On June 1, 2015 I decided that I wanted the opportunity to speak with individuals on the ground. Armed with a camera I decided to go to Jane and Finch Mall, located at the intersection of Jane and Finch. I chose this location because community residents have publicly complained about over policing and police brutality. According to Dr. Ajamu Nangwaya, author of the article Fact Sheets on Police Violence in the Jane-Finch Community of Toronto, youth are more fearful of police brutality than they are of issues of street violence—including gang violence. No one was willing to speak to me on camera; off camera, some youth stated that they have been stopped by police on numerous occasions. One young man stated that he had been stopped by police once—several years ago when he was in grade ten. He alleged that police said that there as incident in the community and that they asked him to take his hat off, searched him, asked him personal questions and asked for his school identification. A few others I spoke with, particularly older men said that they have had no interactions with police.

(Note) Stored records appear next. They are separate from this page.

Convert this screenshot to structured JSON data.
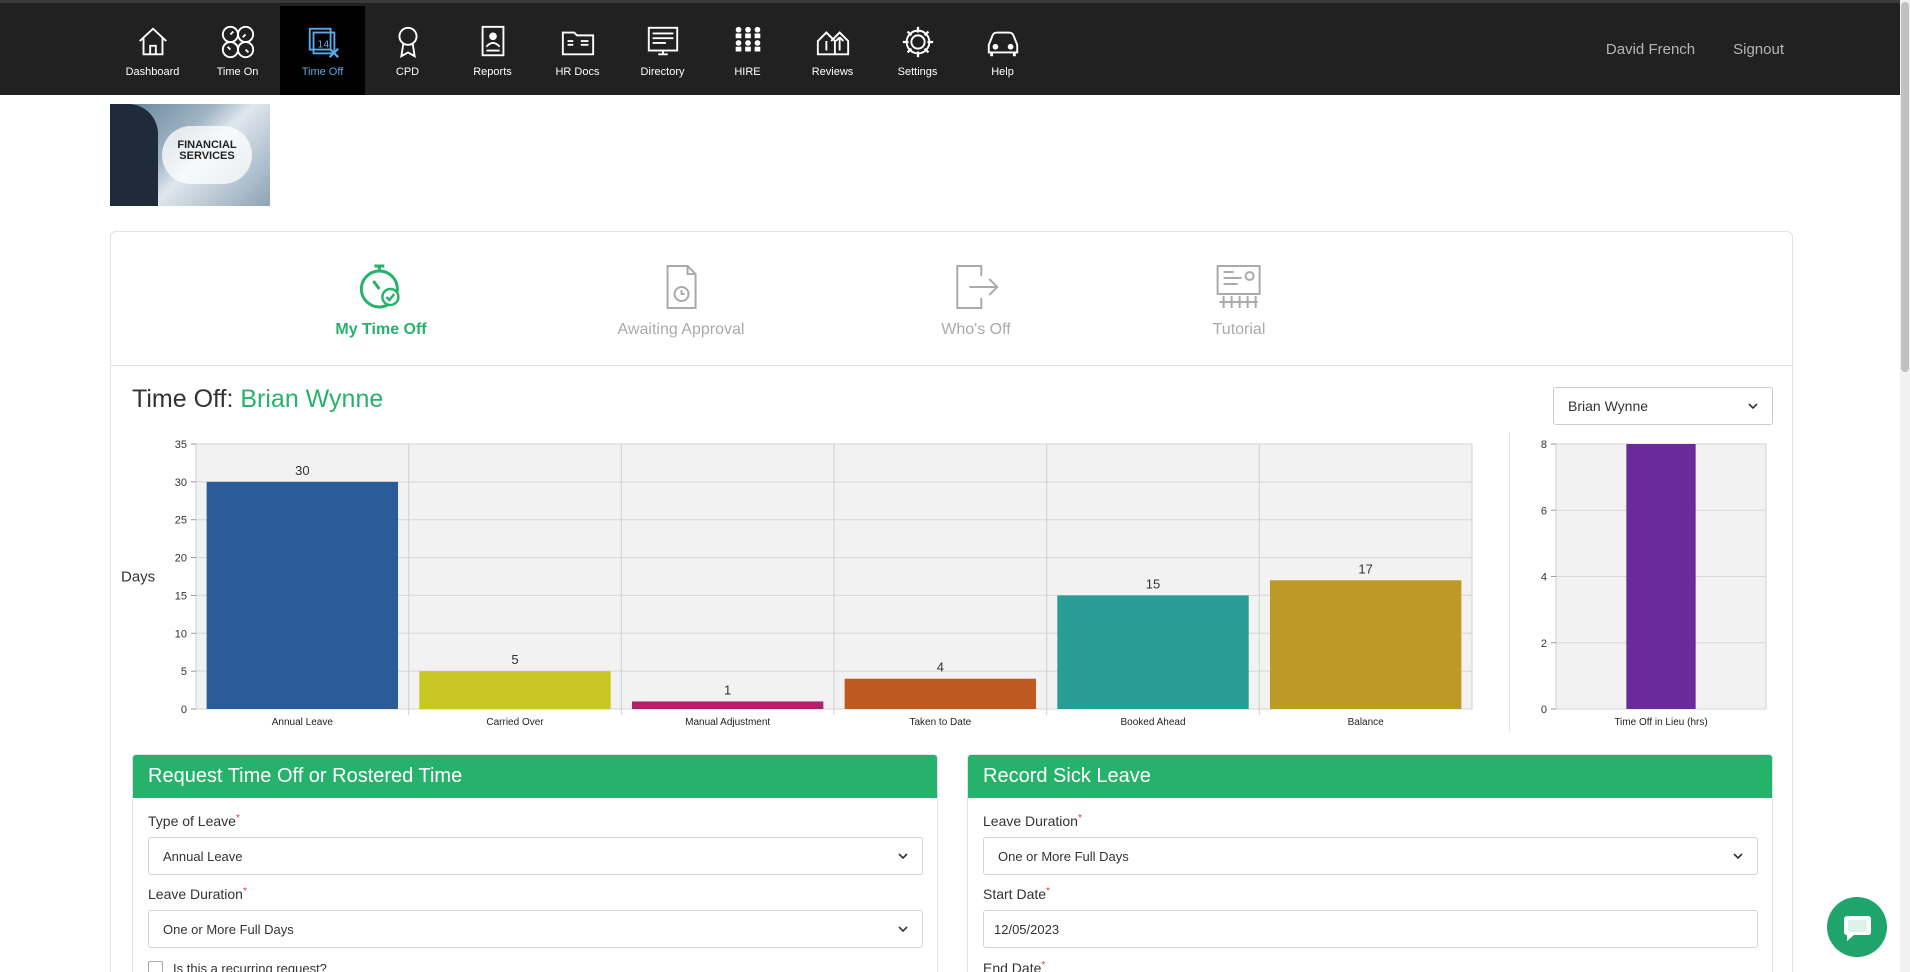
{
  "nav": {
    "items": [
      {
        "label": "Dashboard",
        "icon": "home-icon"
      },
      {
        "label": "Time On",
        "icon": "clocks-icon"
      },
      {
        "label": "Time Off",
        "icon": "calendar-off-icon"
      },
      {
        "label": "CPD",
        "icon": "award-icon"
      },
      {
        "label": "Reports",
        "icon": "report-icon"
      },
      {
        "label": "HR Docs",
        "icon": "folder-icon"
      },
      {
        "label": "Directory",
        "icon": "directory-icon"
      },
      {
        "label": "HIRE",
        "icon": "people-grid-icon"
      },
      {
        "label": "Reviews",
        "icon": "reviews-icon"
      },
      {
        "label": "Settings",
        "icon": "gear-icon"
      },
      {
        "label": "Help",
        "icon": "car-icon"
      }
    ],
    "active_index": 2,
    "user_name": "David French",
    "signout": "Signout"
  },
  "banner": {
    "text_line1": "FINANCIAL",
    "text_line2": "SERVICES"
  },
  "tabs": [
    {
      "label": "My Time Off",
      "icon": "stopwatch-check-icon"
    },
    {
      "label": "Awaiting Approval",
      "icon": "document-clock-icon"
    },
    {
      "label": "Who's Off",
      "icon": "exit-icon"
    },
    {
      "label": "Tutorial",
      "icon": "presentation-icon"
    }
  ],
  "title": {
    "prefix": "Time Off:",
    "employee": "Brian Wynne"
  },
  "employee_select": {
    "value": "Brian Wynne"
  },
  "colors": {
    "accent": "#26b26b",
    "nav_bg": "#212121"
  },
  "chart_data": [
    {
      "type": "bar",
      "ylabel": "Days",
      "ylim": [
        0,
        35
      ],
      "yticks": [
        0,
        5,
        10,
        15,
        20,
        25,
        30,
        35
      ],
      "grid": true,
      "categories": [
        "Annual Leave",
        "Carried Over",
        "Manual Adjustment",
        "Taken to Date",
        "Booked Ahead",
        "Balance"
      ],
      "values": [
        30,
        5,
        1,
        4,
        15,
        17
      ],
      "colors": [
        "#2b5c9a",
        "#c8c723",
        "#b0226a",
        "#be5a20",
        "#2a9c96",
        "#bd9a25"
      ]
    },
    {
      "type": "bar",
      "ylim": [
        0,
        8
      ],
      "yticks": [
        0,
        2,
        4,
        6,
        8
      ],
      "grid": true,
      "categories": [
        "Time Off in Lieu (hrs)"
      ],
      "values": [
        8
      ],
      "colors": [
        "#6a2a9a"
      ]
    }
  ],
  "request_panel": {
    "title": "Request Time Off or Rostered Time",
    "type_label": "Type of Leave",
    "type_value": "Annual Leave",
    "duration_label": "Leave Duration",
    "duration_value": "One or More Full Days",
    "recurring_label": "Is this a recurring request?"
  },
  "sick_panel": {
    "title": "Record Sick Leave",
    "duration_label": "Leave Duration",
    "duration_value": "One or More Full Days",
    "start_label": "Start Date",
    "start_value": "12/05/2023",
    "end_label": "End Date"
  },
  "required_marker": "*"
}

The practice of carding has strained relations with negatively racialized communities. Newly sworn in Chief Mark Saunders of the Toronto police—the first black chief of police in Toronto’s history in an interview with CBC’s Dwight Drummond admitted to being carded on several occasions while he was a police officer. Mr. Saunders attributes his carding incidents to the fact that he was wearing his hat backwards and not to the colour of his skin; although he communicates that he was frustrated at being stopped on several occasions he insists that carding is here to stay. According to Mr. Saunders, he would like to revamp the carding program so that it is not random. The statement itself seems like an oxymoron. With no details as to how he intends to make a “general stop” by police not a random stop, we will have to wait and see. According to the Toronto Star’s article One Officer, Five Years, 6600 Contact Cards, authored by Jim Rankin and et al, police carding is an integral part a police officer’s access to promotions and officers must meet a quota. We will all have to wait and see how newly minted Chief of Police Mark Saunders manoeuvres his way through this challenge.

Work Cited

Cole, Desmond. “The Skin I’m In: I’ve Been Interrogated by Police More than 50 Times-all Because I’m Black.” Toronto Life Main RSS. Toronto Life, 21 Apr. 2015. Web. 2 June 2015. < times-im-black>.

James, Royson. “Toronto Police Carding Policy Reform Will Require Super Powers: James | Toronto Star.” The Toronto Star. Web. 3 June 2015. <>

Nangwaya, Amaju. “Fact Sheet on Police Violence in the Jane-Finch Community of Toronto.” Global Research. Global Research: Centre for Research on Globalization. Web. 3 June 2015. <;

Rankin, Jim, Patty Winsa, Andrew Bailey, and Hidy Ng. One Officer, Five Years, 6600 Contact Cards. The Toronto Star. Web.

Ross, Selena. “New Toronto Police Chief Saunders Turns down Calls to End Carding.” The Globe and Mail. Web. 2 June 2015.<>

News, CBC. “Mark Saunders, Toronto Police Chief, Stands by Controversial Carding Practice.” CBCnews. CBC/Radio Canada, 28 May 2015. Web. 2 June 2015. <>